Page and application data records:
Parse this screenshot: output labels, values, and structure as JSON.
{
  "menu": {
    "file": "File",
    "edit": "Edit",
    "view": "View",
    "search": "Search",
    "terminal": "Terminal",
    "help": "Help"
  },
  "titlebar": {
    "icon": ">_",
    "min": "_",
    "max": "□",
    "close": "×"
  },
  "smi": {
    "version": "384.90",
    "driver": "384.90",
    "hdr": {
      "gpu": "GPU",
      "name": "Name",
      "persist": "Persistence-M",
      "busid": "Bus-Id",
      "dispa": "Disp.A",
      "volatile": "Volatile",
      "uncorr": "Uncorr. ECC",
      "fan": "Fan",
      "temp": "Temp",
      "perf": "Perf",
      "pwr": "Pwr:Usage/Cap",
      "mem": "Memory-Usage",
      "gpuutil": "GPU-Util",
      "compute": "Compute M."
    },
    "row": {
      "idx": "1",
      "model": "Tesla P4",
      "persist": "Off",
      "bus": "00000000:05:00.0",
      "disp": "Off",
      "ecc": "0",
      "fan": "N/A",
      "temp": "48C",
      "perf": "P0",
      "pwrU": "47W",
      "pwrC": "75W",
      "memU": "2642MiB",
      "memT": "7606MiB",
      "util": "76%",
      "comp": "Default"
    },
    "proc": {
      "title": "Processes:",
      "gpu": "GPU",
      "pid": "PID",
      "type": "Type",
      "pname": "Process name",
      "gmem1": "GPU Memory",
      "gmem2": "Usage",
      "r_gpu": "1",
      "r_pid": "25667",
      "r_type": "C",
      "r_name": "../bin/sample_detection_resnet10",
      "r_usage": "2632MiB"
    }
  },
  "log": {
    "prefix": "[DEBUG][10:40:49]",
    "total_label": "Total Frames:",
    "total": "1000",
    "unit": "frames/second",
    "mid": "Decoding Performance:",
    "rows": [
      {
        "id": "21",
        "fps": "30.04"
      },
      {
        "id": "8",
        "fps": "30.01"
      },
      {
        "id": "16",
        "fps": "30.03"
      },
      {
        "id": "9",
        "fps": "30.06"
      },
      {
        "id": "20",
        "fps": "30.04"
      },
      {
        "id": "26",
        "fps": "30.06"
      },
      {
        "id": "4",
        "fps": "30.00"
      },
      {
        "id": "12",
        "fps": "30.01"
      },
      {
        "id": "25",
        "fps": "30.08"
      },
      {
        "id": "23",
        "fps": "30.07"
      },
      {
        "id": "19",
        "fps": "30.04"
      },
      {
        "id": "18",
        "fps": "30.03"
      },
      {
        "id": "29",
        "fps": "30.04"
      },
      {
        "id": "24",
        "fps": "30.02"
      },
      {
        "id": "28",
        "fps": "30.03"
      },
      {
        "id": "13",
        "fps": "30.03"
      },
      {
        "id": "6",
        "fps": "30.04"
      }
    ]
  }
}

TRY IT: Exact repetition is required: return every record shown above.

EXERCISE ANSWER:
Parse this screenshot: output labels, values, and structure as JSON.
{
  "menu": {
    "file": "File",
    "edit": "Edit",
    "view": "View",
    "search": "Search",
    "terminal": "Terminal",
    "help": "Help"
  },
  "titlebar": {
    "icon": ">_",
    "min": "_",
    "max": "□",
    "close": "×"
  },
  "smi": {
    "version": "384.90",
    "driver": "384.90",
    "hdr": {
      "gpu": "GPU",
      "name": "Name",
      "persist": "Persistence-M",
      "busid": "Bus-Id",
      "dispa": "Disp.A",
      "volatile": "Volatile",
      "uncorr": "Uncorr. ECC",
      "fan": "Fan",
      "temp": "Temp",
      "perf": "Perf",
      "pwr": "Pwr:Usage/Cap",
      "mem": "Memory-Usage",
      "gpuutil": "GPU-Util",
      "compute": "Compute M."
    },
    "row": {
      "idx": "1",
      "model": "Tesla P4",
      "persist": "Off",
      "bus": "00000000:05:00.0",
      "disp": "Off",
      "ecc": "0",
      "fan": "N/A",
      "temp": "48C",
      "perf": "P0",
      "pwrU": "47W",
      "pwrC": "75W",
      "memU": "2642MiB",
      "memT": "7606MiB",
      "util": "76%",
      "comp": "Default"
    },
    "proc": {
      "title": "Processes:",
      "gpu": "GPU",
      "pid": "PID",
      "type": "Type",
      "pname": "Process name",
      "gmem1": "GPU Memory",
      "gmem2": "Usage",
      "r_gpu": "1",
      "r_pid": "25667",
      "r_type": "C",
      "r_name": "../bin/sample_detection_resnet10",
      "r_usage": "2632MiB"
    }
  },
  "log": {
    "prefix": "[DEBUG][10:40:49]",
    "total_label": "Total Frames:",
    "total": "1000",
    "unit": "frames/second",
    "mid": "Decoding Performance:",
    "rows": [
      {
        "id": "21",
        "fps": "30.04"
      },
      {
        "id": "8",
        "fps": "30.01"
      },
      {
        "id": "16",
        "fps": "30.03"
      },
      {
        "id": "9",
        "fps": "30.06"
      },
      {
        "id": "20",
        "fps": "30.04"
      },
      {
        "id": "26",
        "fps": "30.06"
      },
      {
        "id": "4",
        "fps": "30.00"
      },
      {
        "id": "12",
        "fps": "30.01"
      },
      {
        "id": "25",
        "fps": "30.08"
      },
      {
        "id": "23",
        "fps": "30.07"
      },
      {
        "id": "19",
        "fps": "30.04"
      },
      {
        "id": "18",
        "fps": "30.03"
      },
      {
        "id": "29",
        "fps": "30.04"
      },
      {
        "id": "24",
        "fps": "30.02"
      },
      {
        "id": "28",
        "fps": "30.03"
      },
      {
        "id": "13",
        "fps": "30.03"
      },
      {
        "id": "6",
        "fps": "30.04"
      }
    ]
  }
}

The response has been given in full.